Where matters may be unique is where asset of professional responsibilities conflict for instance, a situation where a health provider can better the life of a patient by disclosing incorrect information to them or of a business manager who manages to please investors by putting an exaggeratedly stern downsizing (Hodgson 72).
The attitude to business ethics that makes profit maximization as the principal focus is normally perceived with doubt because it has been conventionally used often in defense for unbecoming demeanor rather than a foundation for a heart-felt attempt to come up with a code of moral values.

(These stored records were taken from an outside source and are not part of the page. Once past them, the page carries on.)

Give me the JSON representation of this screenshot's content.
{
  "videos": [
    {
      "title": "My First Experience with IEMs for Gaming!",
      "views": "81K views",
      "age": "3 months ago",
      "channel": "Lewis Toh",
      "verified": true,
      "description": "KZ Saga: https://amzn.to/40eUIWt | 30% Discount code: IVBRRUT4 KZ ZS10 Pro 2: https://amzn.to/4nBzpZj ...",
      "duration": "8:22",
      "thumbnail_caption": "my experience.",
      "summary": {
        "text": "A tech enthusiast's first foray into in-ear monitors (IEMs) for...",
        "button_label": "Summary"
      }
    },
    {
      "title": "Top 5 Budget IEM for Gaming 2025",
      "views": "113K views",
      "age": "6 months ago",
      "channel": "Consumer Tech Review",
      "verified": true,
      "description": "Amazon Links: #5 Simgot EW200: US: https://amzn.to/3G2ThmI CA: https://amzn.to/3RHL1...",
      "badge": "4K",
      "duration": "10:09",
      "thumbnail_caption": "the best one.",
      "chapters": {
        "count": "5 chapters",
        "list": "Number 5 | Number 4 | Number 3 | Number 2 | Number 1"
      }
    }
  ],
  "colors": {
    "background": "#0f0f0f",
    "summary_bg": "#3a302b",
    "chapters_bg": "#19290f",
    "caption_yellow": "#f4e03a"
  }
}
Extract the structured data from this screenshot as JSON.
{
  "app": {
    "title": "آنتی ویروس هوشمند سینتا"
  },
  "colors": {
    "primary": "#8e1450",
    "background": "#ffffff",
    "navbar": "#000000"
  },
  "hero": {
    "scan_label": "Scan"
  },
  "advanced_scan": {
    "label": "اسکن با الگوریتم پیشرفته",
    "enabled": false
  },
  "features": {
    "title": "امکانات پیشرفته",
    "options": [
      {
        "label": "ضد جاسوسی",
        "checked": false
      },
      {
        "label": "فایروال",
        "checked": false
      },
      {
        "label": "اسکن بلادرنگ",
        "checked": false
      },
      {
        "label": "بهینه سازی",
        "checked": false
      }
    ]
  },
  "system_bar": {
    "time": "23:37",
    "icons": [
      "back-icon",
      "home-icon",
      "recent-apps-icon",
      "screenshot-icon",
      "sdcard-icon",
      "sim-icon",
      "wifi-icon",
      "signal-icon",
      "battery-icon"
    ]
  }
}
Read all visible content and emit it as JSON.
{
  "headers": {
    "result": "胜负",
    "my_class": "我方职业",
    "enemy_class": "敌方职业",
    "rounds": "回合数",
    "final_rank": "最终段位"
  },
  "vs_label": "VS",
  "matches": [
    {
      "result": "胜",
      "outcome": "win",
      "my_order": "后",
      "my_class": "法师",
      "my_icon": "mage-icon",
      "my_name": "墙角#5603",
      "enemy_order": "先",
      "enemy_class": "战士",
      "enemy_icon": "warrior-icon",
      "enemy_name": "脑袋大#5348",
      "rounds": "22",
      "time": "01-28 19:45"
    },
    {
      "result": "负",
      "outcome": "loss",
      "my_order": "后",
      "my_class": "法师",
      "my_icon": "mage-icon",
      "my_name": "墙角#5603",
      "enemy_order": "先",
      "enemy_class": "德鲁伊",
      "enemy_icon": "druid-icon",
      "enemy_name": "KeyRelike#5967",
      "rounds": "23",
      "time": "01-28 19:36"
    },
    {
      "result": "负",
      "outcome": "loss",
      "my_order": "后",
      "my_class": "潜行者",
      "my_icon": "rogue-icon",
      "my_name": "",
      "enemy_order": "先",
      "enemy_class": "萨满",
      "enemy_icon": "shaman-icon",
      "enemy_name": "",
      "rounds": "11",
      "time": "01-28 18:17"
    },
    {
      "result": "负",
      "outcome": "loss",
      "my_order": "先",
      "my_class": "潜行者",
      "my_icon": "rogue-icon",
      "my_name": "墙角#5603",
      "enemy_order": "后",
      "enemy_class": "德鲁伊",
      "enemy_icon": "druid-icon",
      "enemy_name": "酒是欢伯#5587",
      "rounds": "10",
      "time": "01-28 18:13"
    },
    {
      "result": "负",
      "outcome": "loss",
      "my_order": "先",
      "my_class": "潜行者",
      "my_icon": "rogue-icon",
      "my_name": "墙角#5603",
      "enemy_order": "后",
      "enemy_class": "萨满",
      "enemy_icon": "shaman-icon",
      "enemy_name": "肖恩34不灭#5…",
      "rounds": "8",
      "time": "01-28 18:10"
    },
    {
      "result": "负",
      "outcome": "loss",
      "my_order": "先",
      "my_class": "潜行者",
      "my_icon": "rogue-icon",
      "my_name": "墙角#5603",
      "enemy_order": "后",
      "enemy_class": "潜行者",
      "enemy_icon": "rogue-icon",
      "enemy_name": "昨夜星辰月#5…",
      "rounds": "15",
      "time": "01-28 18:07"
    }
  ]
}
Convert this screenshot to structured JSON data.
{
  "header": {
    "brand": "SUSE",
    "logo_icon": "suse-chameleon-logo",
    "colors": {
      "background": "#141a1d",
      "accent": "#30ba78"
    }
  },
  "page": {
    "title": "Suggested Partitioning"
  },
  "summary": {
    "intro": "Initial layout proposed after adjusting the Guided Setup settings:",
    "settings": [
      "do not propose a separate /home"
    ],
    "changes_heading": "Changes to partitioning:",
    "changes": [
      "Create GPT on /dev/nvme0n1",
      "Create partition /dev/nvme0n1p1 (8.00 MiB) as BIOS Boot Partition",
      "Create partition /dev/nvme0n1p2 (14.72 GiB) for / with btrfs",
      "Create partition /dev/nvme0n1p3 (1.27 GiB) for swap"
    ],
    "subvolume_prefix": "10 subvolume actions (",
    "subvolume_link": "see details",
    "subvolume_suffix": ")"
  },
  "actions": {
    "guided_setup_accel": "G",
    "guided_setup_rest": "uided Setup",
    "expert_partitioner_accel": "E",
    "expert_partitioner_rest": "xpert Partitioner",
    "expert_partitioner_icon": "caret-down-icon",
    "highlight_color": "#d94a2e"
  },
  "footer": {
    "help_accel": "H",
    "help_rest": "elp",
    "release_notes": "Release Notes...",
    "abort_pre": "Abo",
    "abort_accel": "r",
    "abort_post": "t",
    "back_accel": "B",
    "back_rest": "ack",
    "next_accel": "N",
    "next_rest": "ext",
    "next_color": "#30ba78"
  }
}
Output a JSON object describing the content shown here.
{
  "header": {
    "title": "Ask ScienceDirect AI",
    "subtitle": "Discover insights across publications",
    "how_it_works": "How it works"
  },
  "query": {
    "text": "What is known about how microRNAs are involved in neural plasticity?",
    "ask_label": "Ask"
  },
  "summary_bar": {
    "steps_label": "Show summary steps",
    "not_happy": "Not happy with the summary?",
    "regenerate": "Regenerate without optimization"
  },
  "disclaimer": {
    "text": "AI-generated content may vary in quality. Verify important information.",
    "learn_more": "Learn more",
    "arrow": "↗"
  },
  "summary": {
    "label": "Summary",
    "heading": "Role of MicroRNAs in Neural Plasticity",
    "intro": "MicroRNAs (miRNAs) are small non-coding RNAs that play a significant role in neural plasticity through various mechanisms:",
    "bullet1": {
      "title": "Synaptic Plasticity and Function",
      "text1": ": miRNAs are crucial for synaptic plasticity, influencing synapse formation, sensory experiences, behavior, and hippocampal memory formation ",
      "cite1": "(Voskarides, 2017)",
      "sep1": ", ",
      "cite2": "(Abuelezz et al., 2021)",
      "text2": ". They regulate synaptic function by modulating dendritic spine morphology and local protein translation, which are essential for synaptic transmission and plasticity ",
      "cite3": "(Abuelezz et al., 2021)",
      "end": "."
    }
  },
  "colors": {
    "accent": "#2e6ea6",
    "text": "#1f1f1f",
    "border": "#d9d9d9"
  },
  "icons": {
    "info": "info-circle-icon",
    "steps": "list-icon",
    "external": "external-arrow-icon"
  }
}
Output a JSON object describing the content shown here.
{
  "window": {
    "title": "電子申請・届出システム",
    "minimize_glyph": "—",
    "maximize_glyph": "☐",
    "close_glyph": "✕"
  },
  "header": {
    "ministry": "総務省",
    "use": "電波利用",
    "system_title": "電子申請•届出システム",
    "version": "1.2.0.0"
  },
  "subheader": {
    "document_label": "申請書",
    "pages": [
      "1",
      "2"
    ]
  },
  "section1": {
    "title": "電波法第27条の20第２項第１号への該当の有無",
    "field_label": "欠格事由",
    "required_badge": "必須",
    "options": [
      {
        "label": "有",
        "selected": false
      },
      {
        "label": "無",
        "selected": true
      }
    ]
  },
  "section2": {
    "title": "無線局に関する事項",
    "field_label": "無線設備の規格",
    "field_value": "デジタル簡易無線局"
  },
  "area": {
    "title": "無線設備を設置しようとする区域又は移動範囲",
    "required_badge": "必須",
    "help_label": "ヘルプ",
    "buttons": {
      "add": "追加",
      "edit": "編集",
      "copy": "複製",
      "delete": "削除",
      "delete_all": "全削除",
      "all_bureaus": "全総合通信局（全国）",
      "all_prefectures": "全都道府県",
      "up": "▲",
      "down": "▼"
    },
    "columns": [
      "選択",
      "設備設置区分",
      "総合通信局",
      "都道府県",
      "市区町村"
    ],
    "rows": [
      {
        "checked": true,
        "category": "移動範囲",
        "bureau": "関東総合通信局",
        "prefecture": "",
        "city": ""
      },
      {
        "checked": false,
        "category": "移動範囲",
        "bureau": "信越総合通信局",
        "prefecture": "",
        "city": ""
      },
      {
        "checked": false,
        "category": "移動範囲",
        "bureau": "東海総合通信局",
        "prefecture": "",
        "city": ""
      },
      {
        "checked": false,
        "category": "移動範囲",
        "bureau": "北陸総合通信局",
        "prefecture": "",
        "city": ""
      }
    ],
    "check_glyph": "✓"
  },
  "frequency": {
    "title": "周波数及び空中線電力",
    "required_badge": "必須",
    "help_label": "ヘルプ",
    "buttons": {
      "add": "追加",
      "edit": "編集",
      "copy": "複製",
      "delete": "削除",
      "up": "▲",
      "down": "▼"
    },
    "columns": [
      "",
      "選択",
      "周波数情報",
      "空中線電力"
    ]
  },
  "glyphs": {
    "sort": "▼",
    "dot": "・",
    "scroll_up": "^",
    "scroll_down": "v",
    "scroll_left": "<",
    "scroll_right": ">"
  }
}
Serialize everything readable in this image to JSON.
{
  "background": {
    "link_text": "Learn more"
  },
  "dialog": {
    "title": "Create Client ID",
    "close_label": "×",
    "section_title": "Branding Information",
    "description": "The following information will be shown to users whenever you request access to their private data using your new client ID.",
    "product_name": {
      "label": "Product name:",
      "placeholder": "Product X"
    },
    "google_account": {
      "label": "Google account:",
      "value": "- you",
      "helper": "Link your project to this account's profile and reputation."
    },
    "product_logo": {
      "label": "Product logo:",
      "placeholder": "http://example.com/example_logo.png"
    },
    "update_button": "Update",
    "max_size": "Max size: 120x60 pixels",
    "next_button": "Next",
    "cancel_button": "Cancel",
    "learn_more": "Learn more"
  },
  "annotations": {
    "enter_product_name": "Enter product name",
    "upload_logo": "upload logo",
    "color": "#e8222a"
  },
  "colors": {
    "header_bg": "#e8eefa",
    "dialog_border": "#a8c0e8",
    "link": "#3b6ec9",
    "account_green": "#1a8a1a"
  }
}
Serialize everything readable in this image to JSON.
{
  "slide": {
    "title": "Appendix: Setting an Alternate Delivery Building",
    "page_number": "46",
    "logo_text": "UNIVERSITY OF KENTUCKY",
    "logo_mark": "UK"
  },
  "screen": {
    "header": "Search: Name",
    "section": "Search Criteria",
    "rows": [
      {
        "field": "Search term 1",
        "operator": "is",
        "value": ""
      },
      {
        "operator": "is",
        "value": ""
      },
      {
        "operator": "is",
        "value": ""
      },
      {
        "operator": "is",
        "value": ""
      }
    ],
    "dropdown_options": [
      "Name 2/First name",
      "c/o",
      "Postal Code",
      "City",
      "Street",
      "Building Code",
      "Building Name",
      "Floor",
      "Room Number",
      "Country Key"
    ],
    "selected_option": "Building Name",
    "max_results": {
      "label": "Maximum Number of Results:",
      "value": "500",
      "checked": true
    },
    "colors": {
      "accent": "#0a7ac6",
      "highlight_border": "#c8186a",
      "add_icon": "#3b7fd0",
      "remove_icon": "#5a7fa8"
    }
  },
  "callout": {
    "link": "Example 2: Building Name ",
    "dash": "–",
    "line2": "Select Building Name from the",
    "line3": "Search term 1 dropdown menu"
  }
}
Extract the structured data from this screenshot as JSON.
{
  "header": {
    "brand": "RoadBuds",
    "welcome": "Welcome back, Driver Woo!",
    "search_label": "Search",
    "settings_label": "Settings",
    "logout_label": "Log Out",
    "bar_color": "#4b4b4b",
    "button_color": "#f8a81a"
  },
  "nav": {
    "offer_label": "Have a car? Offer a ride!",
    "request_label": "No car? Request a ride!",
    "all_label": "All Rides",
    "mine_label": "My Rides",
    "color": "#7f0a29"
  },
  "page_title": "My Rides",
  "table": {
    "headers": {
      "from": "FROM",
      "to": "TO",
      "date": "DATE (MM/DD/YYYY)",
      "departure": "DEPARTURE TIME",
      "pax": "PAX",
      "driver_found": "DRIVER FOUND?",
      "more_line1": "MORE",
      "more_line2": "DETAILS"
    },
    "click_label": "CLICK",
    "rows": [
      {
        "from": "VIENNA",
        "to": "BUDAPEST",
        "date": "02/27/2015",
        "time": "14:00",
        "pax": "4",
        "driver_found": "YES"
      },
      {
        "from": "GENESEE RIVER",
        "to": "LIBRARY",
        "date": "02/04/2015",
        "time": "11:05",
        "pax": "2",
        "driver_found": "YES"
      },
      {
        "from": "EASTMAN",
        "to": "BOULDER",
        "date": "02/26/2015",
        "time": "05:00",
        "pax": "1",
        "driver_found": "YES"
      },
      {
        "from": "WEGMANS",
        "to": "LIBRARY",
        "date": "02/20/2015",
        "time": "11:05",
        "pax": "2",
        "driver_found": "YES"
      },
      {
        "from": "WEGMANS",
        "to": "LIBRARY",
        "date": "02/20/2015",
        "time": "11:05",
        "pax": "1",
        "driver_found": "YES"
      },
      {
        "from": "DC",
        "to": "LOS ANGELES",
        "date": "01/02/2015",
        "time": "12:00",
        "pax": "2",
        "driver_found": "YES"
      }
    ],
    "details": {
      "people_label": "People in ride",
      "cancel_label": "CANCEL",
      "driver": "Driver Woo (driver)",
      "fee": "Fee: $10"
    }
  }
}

As earlier on elaborated, the profit maximization tactic to business ethics cannot be integrated with the concept of self-interest on the part of managers. Therefore, Milton Friedman’s assertion that the social obligation of a business is to maximize gains is on the trust-based association between managers and shareholders. The relationship between a manager and a shareholder can be compared to that between a lawyer and his client.
The manager is expected to fulfill the needs of the shareholder, not his personal interests. This calls for trust and hence ethical obligation between the two parties. It should not be forgotten that there are numerous ways through which the lawyer can take advantage of this association for personal gain, as the manager can do (Hodgson 77).
Business ethics refer to the values and standards that guide behavior in the business world. Neo-classical economists like Albert Carr not only regard profit maximization as the main obligation of a business, but also attribute ethics to religion while arguing that ethics cannot be married with business.
This assertion is discounted by the fact that the behavior of stakeholders is affected by the ethical standing of people in the society.
This in turn causes stakeholders to influence business activities. Additionally, profit maximization and personal interest are very different aspects and studies show that profit maximization can only be a central focus in business ethics in the presence of other ethical and morally ingredients such as trust and moral commitments between managers and stakeholders.
Anon. Business Ethics. Mumbai: Nirali Prakashan. 2007. Web.
Ferrell, O, C., Fraedrich, John and Ferrell, Linda. Business Ethics: Ethical Decision Making and Cases. OH: Cengage Learning. 2009. Web.
Hodgson, Bernard. The invisible hand and the common good, Volume 2002. NY: Springer. 2004. Web.